(Component data from apps and pages)
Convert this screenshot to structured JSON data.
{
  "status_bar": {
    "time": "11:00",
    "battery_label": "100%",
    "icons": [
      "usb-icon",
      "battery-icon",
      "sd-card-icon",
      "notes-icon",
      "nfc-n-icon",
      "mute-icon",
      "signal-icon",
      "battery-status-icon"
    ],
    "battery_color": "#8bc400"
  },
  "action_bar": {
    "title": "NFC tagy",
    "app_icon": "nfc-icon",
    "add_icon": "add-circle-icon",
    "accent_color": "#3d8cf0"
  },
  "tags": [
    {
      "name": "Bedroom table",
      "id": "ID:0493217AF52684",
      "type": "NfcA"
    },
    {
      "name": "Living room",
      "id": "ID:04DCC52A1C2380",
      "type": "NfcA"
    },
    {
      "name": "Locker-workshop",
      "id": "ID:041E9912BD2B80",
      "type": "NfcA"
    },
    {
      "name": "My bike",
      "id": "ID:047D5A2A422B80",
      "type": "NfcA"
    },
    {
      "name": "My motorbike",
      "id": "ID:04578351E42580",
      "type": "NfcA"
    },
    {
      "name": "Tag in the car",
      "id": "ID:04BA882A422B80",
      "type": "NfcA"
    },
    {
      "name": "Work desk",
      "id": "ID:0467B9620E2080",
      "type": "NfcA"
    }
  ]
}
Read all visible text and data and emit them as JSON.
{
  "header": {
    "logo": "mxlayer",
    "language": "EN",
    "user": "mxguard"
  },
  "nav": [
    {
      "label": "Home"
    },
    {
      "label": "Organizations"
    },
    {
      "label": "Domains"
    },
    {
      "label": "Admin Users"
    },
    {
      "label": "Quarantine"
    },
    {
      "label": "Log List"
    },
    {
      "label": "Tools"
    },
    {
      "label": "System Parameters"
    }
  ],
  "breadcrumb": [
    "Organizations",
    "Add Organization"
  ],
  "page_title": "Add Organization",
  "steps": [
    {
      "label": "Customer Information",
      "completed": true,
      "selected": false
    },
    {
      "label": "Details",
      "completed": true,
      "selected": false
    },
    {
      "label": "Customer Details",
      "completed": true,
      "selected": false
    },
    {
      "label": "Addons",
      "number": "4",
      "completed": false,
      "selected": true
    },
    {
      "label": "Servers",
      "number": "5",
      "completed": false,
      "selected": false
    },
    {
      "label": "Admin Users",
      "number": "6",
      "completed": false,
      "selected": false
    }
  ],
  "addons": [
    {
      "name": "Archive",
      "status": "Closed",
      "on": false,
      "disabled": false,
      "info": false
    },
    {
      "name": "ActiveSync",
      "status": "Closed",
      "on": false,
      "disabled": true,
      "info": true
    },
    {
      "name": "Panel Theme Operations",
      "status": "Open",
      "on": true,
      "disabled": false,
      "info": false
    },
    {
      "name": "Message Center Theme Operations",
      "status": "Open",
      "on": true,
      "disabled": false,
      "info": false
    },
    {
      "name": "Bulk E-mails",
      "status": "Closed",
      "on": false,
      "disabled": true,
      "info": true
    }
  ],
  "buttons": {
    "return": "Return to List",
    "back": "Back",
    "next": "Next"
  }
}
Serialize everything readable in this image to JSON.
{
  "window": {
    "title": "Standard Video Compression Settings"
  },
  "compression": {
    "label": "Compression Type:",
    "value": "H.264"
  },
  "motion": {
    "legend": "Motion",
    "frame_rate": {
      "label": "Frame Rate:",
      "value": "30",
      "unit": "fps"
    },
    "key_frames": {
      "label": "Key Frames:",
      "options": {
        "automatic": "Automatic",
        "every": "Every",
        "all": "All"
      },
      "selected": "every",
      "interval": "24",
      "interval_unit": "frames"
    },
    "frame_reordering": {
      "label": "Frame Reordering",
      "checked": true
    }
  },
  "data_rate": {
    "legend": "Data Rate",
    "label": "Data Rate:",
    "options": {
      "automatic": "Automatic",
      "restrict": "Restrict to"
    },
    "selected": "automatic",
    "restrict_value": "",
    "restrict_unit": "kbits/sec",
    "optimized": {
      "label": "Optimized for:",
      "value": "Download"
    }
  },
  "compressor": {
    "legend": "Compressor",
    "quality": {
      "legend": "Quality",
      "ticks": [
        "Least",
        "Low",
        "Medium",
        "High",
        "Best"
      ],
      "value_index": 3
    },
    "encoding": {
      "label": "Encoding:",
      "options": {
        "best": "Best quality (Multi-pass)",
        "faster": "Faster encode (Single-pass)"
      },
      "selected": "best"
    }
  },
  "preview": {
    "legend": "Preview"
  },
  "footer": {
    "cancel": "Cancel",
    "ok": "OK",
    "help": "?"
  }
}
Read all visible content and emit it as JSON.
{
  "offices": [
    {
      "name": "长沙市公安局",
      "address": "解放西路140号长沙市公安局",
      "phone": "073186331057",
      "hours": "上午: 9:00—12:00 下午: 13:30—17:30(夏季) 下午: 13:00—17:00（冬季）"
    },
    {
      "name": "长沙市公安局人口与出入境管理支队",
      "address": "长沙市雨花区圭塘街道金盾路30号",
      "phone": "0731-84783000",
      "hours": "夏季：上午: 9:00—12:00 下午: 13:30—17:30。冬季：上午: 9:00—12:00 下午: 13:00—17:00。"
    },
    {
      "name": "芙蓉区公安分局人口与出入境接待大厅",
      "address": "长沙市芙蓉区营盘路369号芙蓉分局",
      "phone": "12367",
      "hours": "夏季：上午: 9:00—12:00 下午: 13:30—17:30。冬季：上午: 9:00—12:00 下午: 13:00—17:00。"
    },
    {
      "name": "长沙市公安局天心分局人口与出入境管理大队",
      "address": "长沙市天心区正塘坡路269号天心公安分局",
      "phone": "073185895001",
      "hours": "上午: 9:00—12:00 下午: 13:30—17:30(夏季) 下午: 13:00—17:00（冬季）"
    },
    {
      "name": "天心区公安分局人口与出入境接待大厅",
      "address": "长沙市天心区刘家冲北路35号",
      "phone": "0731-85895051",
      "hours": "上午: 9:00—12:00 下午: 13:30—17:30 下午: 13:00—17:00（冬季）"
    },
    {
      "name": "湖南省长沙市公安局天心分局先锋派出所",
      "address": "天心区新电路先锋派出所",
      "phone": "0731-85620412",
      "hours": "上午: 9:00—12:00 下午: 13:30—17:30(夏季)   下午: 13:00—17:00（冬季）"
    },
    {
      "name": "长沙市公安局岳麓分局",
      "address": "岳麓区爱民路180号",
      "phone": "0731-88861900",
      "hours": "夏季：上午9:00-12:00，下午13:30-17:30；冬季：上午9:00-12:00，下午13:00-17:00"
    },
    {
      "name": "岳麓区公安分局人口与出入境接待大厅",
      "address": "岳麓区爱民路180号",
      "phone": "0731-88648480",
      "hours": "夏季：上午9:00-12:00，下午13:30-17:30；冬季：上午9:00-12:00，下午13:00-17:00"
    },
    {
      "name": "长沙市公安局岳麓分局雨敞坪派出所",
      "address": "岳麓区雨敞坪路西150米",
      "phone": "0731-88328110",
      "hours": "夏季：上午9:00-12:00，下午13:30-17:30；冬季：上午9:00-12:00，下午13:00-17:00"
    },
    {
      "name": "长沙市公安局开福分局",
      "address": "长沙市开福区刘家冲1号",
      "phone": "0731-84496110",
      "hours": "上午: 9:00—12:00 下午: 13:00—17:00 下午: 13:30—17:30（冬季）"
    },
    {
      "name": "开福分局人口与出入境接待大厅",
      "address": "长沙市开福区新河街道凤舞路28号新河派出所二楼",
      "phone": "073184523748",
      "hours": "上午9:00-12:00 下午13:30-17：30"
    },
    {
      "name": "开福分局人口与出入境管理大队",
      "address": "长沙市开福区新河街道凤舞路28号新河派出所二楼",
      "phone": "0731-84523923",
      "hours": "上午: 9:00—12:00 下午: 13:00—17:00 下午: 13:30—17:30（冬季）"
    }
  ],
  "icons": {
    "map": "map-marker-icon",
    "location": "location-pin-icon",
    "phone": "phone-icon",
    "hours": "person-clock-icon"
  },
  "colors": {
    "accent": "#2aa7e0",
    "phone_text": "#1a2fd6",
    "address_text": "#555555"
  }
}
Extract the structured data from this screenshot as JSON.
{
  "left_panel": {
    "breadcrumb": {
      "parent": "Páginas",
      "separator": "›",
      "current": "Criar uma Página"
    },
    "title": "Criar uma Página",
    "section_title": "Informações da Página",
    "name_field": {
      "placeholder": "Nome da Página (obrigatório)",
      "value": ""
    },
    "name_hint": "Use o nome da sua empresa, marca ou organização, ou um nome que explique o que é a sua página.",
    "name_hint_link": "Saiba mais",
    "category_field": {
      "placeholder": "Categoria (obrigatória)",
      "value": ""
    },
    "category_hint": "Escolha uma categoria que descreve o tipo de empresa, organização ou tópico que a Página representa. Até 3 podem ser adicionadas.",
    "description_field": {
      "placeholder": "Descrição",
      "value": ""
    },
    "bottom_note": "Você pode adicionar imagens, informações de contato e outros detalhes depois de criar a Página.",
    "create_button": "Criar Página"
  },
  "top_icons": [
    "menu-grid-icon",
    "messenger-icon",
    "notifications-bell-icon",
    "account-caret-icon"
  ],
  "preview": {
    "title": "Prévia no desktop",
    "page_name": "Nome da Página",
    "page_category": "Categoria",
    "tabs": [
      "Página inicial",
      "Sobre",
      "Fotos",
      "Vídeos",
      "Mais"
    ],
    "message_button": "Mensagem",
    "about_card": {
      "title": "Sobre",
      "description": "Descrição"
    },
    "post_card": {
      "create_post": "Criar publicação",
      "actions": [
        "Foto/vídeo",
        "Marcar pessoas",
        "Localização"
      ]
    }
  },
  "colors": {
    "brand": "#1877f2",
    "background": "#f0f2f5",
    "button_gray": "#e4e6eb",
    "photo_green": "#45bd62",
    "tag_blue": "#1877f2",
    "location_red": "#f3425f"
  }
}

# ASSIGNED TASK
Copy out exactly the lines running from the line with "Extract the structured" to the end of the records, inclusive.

# SOLVED PROBLEM
Extract the structured data from this screenshot as JSON.
{
  "left_panel": {
    "breadcrumb": {
      "parent": "Páginas",
      "separator": "›",
      "current": "Criar uma Página"
    },
    "title": "Criar uma Página",
    "section_title": "Informações da Página",
    "name_field": {
      "placeholder": "Nome da Página (obrigatório)",
      "value": ""
    },
    "name_hint": "Use o nome da sua empresa, marca ou organização, ou um nome que explique o que é a sua página.",
    "name_hint_link": "Saiba mais",
    "category_field": {
      "placeholder": "Categoria (obrigatória)",
      "value": ""
    },
    "category_hint": "Escolha uma categoria que descreve o tipo de empresa, organização ou tópico que a Página representa. Até 3 podem ser adicionadas.",
    "description_field": {
      "placeholder": "Descrição",
      "value": ""
    },
    "bottom_note": "Você pode adicionar imagens, informações de contato e outros detalhes depois de criar a Página.",
    "create_button": "Criar Página"
  },
  "top_icons": [
    "menu-grid-icon",
    "messenger-icon",
    "notifications-bell-icon",
    "account-caret-icon"
  ],
  "preview": {
    "title": "Prévia no desktop",
    "page_name": "Nome da Página",
    "page_category": "Categoria",
    "tabs": [
      "Página inicial",
      "Sobre",
      "Fotos",
      "Vídeos",
      "Mais"
    ],
    "message_button": "Mensagem",
    "about_card": {
      "title": "Sobre",
      "description": "Descrição"
    },
    "post_card": {
      "create_post": "Criar publicação",
      "actions": [
        "Foto/vídeo",
        "Marcar pessoas",
        "Localização"
      ]
    }
  },
  "colors": {
    "brand": "#1877f2",
    "background": "#f0f2f5",
    "button_gray": "#e4e6eb",
    "photo_green": "#45bd62",
    "tag_blue": "#1877f2",
    "location_red": "#f3425f"
  }
}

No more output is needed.